|Bob is teaching our granddaughter a first song on the ukulele|
Not really all that much.
What I have done is spend more time at the lake, more time just cruising the internet and more time napping. With Bob's recent retirement we have had a unique time in our lives to just be together.
I have spent a lot of my time tweaking my resume and looking at the job ads. I have read an interesting assortment of library books including Get Back to Work Fast- a No Nonsense Guide For Finding Your Next Job which is good for a more mature person trying to get reemployed. What Color is your Parachute? is a classic that is helpful in figuring out what kind of jobs might interest a person. I even read a surprisingly useful book called- Landing a Job for Canadians for Dummies. I have even been saving pins on Pinterest about how to ace interview questions. I might be overthinking this. I have wanted to get back to work for such a long time. The prospect of a real job is both exciting and a little intimidating all at the same time.
Recently we have been working on cleaning up a lot of junk from our house. We tend to hang on to old ways and the things we don't need anymore and my heart is saying it is time for a fresh start. My parents were very frugal people. The depression years taught them not to waste anything and I was raised to make use of every plastic margarine container, piece of scrap fabric or tiny piece of wood. My husband was raised the same way so the two of us make a bad combo for keeping things. We know that things have to change.
Right now my husband is out in the garage sorting through the mountain of stuff we have had piled up for years. We saved all those things because someday they would be useful.
It is hard to pick up an item and make those hard decisions.
Will I use this item again?

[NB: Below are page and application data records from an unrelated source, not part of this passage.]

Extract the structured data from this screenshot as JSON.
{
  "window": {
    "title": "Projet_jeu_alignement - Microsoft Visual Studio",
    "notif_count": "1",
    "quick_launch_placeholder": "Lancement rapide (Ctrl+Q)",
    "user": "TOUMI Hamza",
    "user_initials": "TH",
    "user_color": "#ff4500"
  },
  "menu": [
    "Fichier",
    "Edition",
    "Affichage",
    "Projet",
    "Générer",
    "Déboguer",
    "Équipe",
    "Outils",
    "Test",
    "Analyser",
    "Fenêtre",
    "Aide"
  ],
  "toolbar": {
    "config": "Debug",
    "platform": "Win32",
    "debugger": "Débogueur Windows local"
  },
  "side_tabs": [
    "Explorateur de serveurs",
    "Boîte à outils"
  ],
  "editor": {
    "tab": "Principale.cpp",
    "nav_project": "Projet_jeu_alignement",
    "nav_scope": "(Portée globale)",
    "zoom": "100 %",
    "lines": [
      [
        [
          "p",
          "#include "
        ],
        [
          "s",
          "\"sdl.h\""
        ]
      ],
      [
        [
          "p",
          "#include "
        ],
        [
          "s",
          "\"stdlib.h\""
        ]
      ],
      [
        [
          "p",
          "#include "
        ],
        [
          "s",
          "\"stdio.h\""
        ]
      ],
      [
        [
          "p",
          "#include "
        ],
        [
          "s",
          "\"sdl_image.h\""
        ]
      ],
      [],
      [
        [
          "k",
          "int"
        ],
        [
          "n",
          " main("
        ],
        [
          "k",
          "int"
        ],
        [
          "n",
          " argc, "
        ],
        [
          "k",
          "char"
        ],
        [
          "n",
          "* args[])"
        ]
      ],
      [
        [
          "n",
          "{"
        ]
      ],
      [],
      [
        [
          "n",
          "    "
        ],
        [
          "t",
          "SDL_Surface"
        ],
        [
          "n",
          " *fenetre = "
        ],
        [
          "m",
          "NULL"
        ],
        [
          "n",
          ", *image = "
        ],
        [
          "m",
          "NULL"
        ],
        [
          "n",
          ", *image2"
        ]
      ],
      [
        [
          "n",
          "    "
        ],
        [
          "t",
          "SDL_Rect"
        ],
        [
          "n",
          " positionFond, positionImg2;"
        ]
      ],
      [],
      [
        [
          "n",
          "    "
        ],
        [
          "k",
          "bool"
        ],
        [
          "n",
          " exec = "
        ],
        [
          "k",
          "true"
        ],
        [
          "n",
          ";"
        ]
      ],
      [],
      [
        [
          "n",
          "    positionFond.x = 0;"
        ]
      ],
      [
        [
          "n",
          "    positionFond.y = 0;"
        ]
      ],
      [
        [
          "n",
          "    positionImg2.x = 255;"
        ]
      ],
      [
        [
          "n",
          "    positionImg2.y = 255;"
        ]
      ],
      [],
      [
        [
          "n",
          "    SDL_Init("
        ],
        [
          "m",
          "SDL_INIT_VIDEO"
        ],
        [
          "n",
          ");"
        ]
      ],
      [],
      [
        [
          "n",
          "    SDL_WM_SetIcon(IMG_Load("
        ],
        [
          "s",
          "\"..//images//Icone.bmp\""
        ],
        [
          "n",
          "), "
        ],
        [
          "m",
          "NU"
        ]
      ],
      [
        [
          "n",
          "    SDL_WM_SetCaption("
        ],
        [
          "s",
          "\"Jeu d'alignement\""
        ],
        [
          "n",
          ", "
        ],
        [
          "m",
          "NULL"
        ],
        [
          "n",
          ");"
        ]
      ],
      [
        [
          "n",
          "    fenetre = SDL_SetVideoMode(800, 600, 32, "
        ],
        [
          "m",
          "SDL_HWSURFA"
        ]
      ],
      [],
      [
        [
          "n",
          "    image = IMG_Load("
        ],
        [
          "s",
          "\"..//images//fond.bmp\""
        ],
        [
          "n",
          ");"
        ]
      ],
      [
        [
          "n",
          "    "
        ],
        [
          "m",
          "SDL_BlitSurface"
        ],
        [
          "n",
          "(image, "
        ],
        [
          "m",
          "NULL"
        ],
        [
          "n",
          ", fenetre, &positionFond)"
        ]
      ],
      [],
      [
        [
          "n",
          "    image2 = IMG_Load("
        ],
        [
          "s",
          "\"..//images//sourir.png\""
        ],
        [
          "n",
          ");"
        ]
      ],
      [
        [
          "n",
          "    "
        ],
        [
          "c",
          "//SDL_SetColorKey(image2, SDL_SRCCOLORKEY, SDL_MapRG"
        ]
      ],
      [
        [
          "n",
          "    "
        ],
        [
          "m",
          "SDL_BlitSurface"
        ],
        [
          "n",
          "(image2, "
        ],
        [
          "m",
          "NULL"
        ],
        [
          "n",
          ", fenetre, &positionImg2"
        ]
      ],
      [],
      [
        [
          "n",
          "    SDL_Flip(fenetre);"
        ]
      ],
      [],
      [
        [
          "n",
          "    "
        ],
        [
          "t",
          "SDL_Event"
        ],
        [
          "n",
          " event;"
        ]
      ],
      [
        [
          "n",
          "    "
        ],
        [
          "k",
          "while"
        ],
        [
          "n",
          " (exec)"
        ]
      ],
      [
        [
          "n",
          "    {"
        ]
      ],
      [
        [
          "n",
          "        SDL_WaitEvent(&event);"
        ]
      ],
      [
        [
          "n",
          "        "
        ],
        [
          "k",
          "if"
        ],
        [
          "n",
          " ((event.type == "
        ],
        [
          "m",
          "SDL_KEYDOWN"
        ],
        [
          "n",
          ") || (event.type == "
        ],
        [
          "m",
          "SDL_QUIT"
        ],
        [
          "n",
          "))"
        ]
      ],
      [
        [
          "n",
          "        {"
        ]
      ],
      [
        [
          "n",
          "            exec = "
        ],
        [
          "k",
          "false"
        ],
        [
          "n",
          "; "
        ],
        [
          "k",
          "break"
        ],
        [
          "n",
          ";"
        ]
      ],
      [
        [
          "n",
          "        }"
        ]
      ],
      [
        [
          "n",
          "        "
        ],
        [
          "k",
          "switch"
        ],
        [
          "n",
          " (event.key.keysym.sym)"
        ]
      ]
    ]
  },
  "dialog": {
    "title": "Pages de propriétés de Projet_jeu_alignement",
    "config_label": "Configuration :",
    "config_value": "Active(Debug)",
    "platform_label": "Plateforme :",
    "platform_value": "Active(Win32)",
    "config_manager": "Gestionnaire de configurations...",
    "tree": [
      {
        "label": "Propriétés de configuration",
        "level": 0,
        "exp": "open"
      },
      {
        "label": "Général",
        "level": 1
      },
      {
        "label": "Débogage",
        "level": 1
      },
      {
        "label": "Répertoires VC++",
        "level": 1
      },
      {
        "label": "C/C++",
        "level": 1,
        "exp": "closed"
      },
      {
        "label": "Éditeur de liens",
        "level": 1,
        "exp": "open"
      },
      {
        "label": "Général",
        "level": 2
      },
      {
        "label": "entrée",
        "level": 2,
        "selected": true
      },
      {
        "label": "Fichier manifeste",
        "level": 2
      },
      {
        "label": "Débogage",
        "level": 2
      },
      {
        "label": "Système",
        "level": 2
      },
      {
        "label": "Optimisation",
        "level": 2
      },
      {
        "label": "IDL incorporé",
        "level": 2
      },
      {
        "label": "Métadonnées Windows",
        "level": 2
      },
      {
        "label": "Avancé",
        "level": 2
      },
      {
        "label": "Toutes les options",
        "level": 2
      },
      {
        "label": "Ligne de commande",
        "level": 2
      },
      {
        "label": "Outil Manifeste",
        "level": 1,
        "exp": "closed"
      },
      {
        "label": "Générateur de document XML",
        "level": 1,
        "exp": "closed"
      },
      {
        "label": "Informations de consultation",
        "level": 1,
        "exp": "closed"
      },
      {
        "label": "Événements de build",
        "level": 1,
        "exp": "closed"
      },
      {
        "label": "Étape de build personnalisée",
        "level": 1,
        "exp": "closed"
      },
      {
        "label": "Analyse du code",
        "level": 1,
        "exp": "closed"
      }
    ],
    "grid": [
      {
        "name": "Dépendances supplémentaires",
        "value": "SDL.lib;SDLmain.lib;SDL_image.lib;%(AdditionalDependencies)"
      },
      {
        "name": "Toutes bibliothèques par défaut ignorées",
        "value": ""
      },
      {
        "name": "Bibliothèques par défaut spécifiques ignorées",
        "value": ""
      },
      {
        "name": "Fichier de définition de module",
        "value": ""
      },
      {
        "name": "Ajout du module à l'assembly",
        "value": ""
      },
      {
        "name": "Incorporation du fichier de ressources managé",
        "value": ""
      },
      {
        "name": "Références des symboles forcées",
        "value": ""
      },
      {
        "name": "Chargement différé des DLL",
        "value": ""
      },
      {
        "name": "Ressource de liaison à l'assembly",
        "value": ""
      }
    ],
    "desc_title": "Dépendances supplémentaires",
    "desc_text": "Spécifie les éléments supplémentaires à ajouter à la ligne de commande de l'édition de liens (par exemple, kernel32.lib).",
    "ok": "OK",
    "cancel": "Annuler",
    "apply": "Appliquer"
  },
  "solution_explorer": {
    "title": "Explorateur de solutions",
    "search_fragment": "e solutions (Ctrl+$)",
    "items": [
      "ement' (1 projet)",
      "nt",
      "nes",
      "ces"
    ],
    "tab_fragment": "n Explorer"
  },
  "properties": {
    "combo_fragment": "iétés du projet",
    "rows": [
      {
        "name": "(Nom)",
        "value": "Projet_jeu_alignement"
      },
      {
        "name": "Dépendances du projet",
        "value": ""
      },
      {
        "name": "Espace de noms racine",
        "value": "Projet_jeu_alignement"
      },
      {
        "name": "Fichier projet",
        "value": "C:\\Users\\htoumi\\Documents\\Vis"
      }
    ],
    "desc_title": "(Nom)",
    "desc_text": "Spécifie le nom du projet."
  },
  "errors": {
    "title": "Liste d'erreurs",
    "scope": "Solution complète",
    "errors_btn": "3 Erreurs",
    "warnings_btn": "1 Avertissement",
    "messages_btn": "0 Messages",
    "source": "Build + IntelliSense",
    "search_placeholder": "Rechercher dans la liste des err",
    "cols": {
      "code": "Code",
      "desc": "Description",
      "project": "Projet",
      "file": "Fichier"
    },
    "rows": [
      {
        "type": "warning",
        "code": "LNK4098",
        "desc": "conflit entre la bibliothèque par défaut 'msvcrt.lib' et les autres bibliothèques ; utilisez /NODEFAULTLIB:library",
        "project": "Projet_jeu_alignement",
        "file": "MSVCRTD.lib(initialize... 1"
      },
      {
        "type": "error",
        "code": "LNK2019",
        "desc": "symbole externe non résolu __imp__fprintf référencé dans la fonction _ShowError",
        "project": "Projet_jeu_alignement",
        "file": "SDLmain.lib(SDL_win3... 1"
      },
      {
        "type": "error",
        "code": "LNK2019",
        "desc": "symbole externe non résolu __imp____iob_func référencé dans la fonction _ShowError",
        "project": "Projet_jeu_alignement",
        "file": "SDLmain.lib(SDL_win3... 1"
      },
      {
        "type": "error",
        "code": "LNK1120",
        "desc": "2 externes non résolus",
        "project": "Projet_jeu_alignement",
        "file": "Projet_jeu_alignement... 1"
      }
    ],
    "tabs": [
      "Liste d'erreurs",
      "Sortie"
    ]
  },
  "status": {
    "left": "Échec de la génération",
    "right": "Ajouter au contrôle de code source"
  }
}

Is there someone else who can use this item?
Have I waited so long to use this that it is now simple garbage?
I have a huge heavy box of record albums, mainly my late fathers, out in the garage and we have a stereo system in the basement that could play them.
I look at all those albums and think of my dad with some happy memories but I don't for a minute think I will ever play them again. If I actually wanted to hear the Lennon Sisters I would watch them on YouTube with enhanced audio. The next question is could they be worth something if we sold them? There is a maybe in my mind about that one but I bet the dollar value selling them is no where near worth the stress of it all.
Now that we have decided to part with those records the question pops up-- Are they garbage after all? If we take them to a charity resale shop will they just have to pay a staff person to carry them to a dumpster? The other resale place buys material that is picked up from homes or community drop off areas by charities like the Canadian Diabetes and it pays the charity by the weight of the load. Those ol' LP records are pretty heavy you know.
Ultimately it seems easier to use some of the scrap lumber leaning on the opposite side of the garage to make a new shelf and put the record box back up. We could choose to leave the decision one more day.. or even longer.
Just to brag a bit we have recently hauled 1 load of "electronic waste" and one load of scrap metal out of our lives and 3 SUV loads off to charity. Our garbage and recycling containers have been filled to the brim every week.
Change is hard.
You can't turn the clock back.
I can't sit and listen to those records with my dad ever again, but I will always appreciate music and I do love singing those old songs to my grand-kids.
I will never again have the kind of job I loved 20 years ago but I think, just perhaps, the new type of job could be even more wonderful.